Your task is to print all of the data below exactly, with no pictures included.

### [PROVIDED MATERIAL]
------------------------------------------------------------------------

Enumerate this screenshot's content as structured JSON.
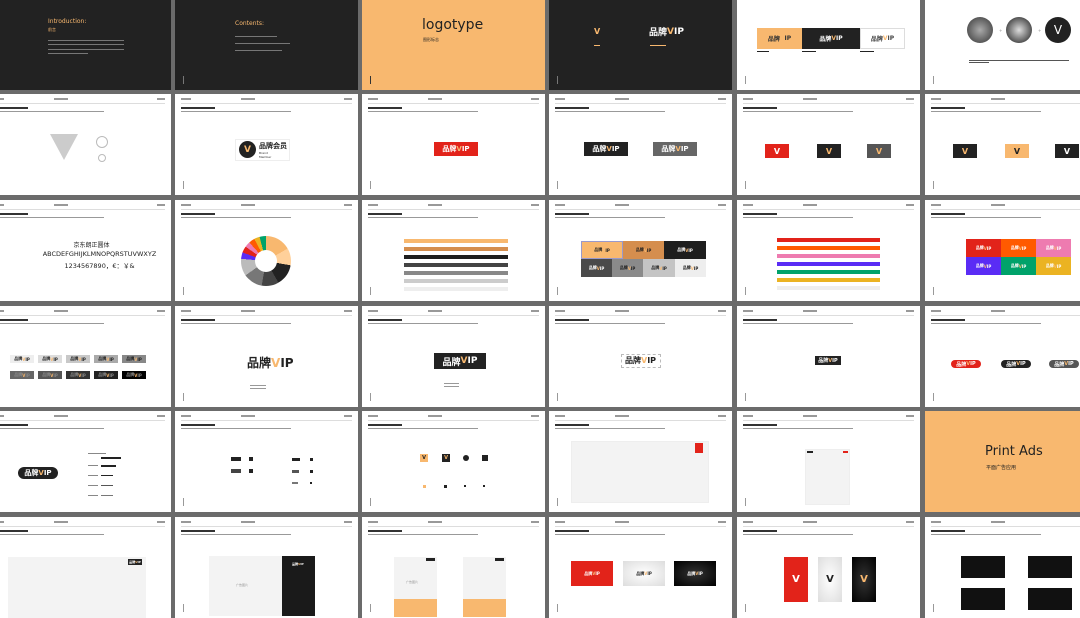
{
  "brand": {
    "cn": "品牌",
    "v": "V",
    "ip": "IP",
    "mark": "V",
    "member_cn": "品牌会员",
    "member_en1": "Brand",
    "member_en2": "Member"
  },
  "intro": {
    "title": "Introduction:",
    "subtitle": "前言"
  },
  "contents": {
    "title": "Contents:"
  },
  "logotype": {
    "title": "logotype",
    "subtitle": "图形标志"
  },
  "font": {
    "name": "京东朗正圆体",
    "alphabet": "ABCDEFGHIJKLMNOPQRSTUVWXYZ",
    "digits": "1234567890，€：￥&"
  },
  "print": {
    "title": "Print Ads",
    "subtitle": "平面广告应用",
    "ad_placeholder": "广告图片"
  },
  "colors": {
    "orange": "#f8b86f",
    "dark": "#222222",
    "red": "#e2231a",
    "vivid_orange": "#ff5a00",
    "pink": "#ee7bb0",
    "purple": "#5a2cf5",
    "green": "#00a26a",
    "yellow": "#ebb322"
  }
}
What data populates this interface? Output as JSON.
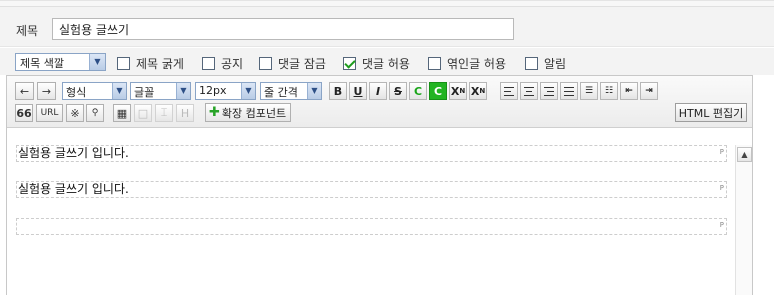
{
  "form": {
    "title_label": "제목",
    "title_value": "실험용 글쓰기"
  },
  "options": {
    "title_color": "제목 색깔",
    "checkboxes": [
      {
        "label": "제목 굵게",
        "checked": false
      },
      {
        "label": "공지",
        "checked": false
      },
      {
        "label": "댓글 잠금",
        "checked": false
      },
      {
        "label": "댓글 허용",
        "checked": true
      },
      {
        "label": "엮인글 허용",
        "checked": false
      },
      {
        "label": "알림",
        "checked": false
      }
    ]
  },
  "toolbar": {
    "undo_icon": "←",
    "redo_icon": "→",
    "style_select": "형식",
    "font_select": "글꼴",
    "size_select": "12px",
    "line_height_select": "줄 간격",
    "bold": "B",
    "underline": "U",
    "italic": "I",
    "strike": "S",
    "font_color": "C",
    "bg_color": "C",
    "superscript": "X",
    "subscript": "X",
    "quote": "66",
    "url": "URL",
    "special_char": "※",
    "find": "🔍",
    "extension": "확장 컴포넌트",
    "html_editor": "HTML 편집기",
    "accent_green": "#22b422"
  },
  "content": {
    "paragraphs": [
      "실험용 글쓰기 입니다.",
      "실험용 글쓰기 입니다.",
      ""
    ],
    "p_tag": "P"
  }
}
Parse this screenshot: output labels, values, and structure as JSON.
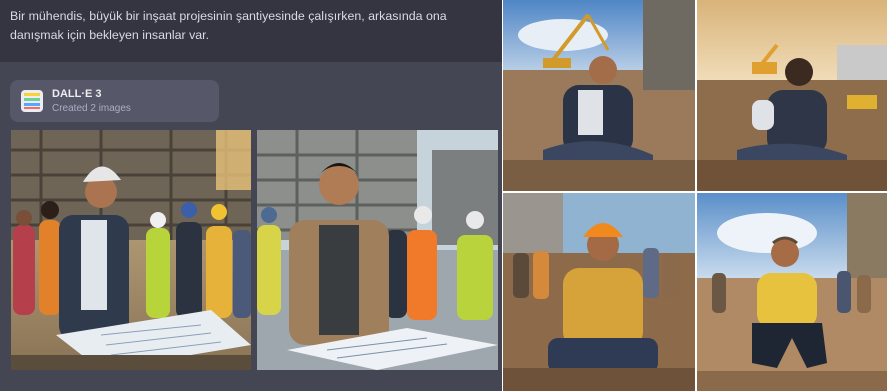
{
  "chat": {
    "user_prompt": "Bir mühendis, büyük bir inşaat projesinin şantiyesinde çalışırken, arkasında ona danışmak için bekleyen insanlar var.",
    "tool": {
      "name": "DALL·E 3",
      "status": "Created 2 images",
      "icon": "dalle-logo-icon"
    },
    "images": [
      {
        "name": "generated-image-1",
        "subject": "engineer reviewing blueprints with workers behind"
      },
      {
        "name": "generated-image-2",
        "subject": "engineer drawing on blueprints at construction site"
      }
    ]
  },
  "grid": {
    "tiles": [
      {
        "name": "grid-image-top-left"
      },
      {
        "name": "grid-image-top-right"
      },
      {
        "name": "grid-image-bottom-left"
      },
      {
        "name": "grid-image-bottom-right"
      }
    ]
  },
  "colors": {
    "user_bg": "#343541",
    "assistant_bg": "#444654",
    "pill_bg": "#565869",
    "text": "#d9dae2",
    "logo_bars": [
      "#f6d138",
      "#6fcf97",
      "#58a6ff",
      "#ef6f6c"
    ]
  }
}
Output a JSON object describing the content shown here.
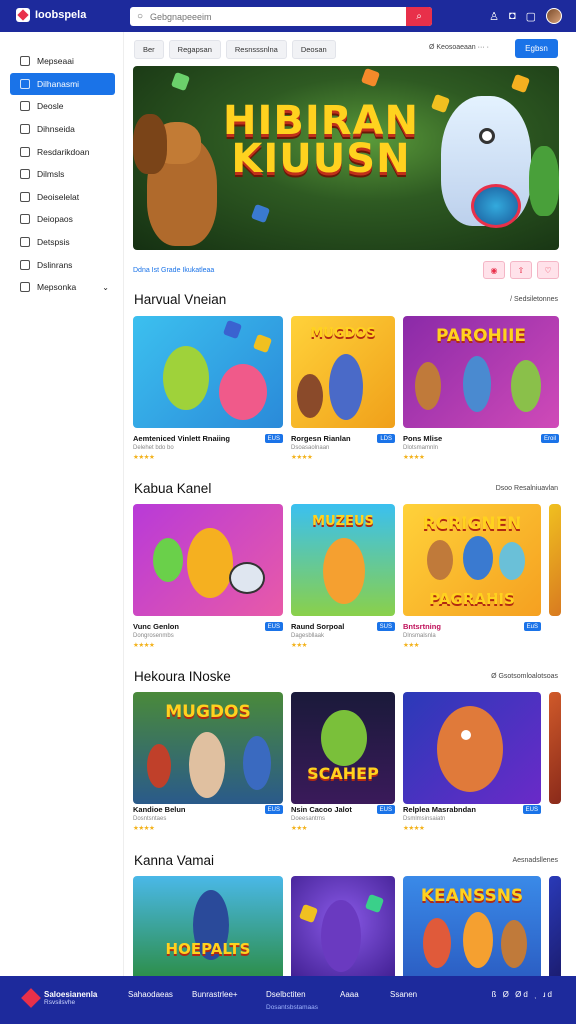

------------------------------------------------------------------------

### [WORKED SOLUTION]
Enumerate this screenshot's content as structured JSON.
{
  "brand": {
    "cn": "品牌",
    "v": "V",
    "ip": "IP",
    "mark": "V",
    "member_cn": "品牌会员",
    "member_en1": "Brand",
    "member_en2": "Member"
  },
  "intro": {
    "title": "Introduction:",
    "subtitle": "前言"
  },
  "contents": {
    "title": "Contents:"
  },
  "logotype": {
    "title": "logotype",
    "subtitle": "图形标志"
  },
  "font": {
    "name": "京东朗正圆体",
    "alphabet": "ABCDEFGHIJKLMNOPQRSTUVWXYZ",
    "digits": "1234567890，€：￥&"
  },
  "print": {
    "title": "Print Ads",
    "subtitle": "平面广告应用",
    "ad_placeholder": "广告图片"
  },
  "colors": {
    "orange": "#f8b86f",
    "dark": "#222222",
    "red": "#e2231a",
    "vivid_orange": "#ff5a00",
    "pink": "#ee7bb0",
    "purple": "#5a2cf5",
    "green": "#00a26a",
    "yellow": "#ebb322"
  }
}
What data populates this interface? Output as JSON.
{
  "form": {
    "title_label": "제목",
    "title_value": "실험용 글쓰기"
  },
  "options": {
    "title_color": "제목 색깔",
    "checkboxes": [
      {
        "label": "제목 굵게",
        "checked": false
      },
      {
        "label": "공지",
        "checked": false
      },
      {
        "label": "댓글 잠금",
        "checked": false
      },
      {
        "label": "댓글 허용",
        "checked": true
      },
      {
        "label": "엮인글 허용",
        "checked": false
      },
      {
        "label": "알림",
        "checked": false
      }
    ]
  },
  "toolbar": {
    "undo_icon": "←",
    "redo_icon": "→",
    "style_select": "형식",
    "font_select": "글꼴",
    "size_select": "12px",
    "line_height_select": "줄 간격",
    "bold": "B",
    "underline": "U",
    "italic": "I",
    "strike": "S",
    "font_color": "C",
    "bg_color": "C",
    "superscript": "X",
    "subscript": "X",
    "quote": "66",
    "url": "URL",
    "special_char": "※",
    "find": "🔍",
    "extension": "확장 컴포넌트",
    "html_editor": "HTML 편집기",
    "accent_green": "#22b422"
  },
  "content": {
    "paragraphs": [
      "실험용 글쓰기 입니다.",
      "실험용 글쓰기 입니다.",
      ""
    ],
    "p_tag": "P"
  }
}
Parse this screenshot: output labels, values, and structure as JSON.
{
  "chat": {
    "user_prompt": "Bir mühendis, büyük bir inşaat projesinin şantiyesinde çalışırken, arkasında ona danışmak için bekleyen insanlar var.",
    "tool": {
      "name": "DALL·E 3",
      "status": "Created 2 images",
      "icon": "dalle-logo-icon"
    },
    "images": [
      {
        "name": "generated-image-1",
        "subject": "engineer reviewing blueprints with workers behind"
      },
      {
        "name": "generated-image-2",
        "subject": "engineer drawing on blueprints at construction site"
      }
    ]
  },
  "grid": {
    "tiles": [
      {
        "name": "grid-image-top-left"
      },
      {
        "name": "grid-image-top-right"
      },
      {
        "name": "grid-image-bottom-left"
      },
      {
        "name": "grid-image-bottom-right"
      }
    ]
  },
  "colors": {
    "user_bg": "#343541",
    "assistant_bg": "#444654",
    "pill_bg": "#565869",
    "text": "#d9dae2",
    "logo_bars": [
      "#f6d138",
      "#6fcf97",
      "#58a6ff",
      "#ef6f6c"
    ]
  }
}
Output a JSON object describing the content shown here.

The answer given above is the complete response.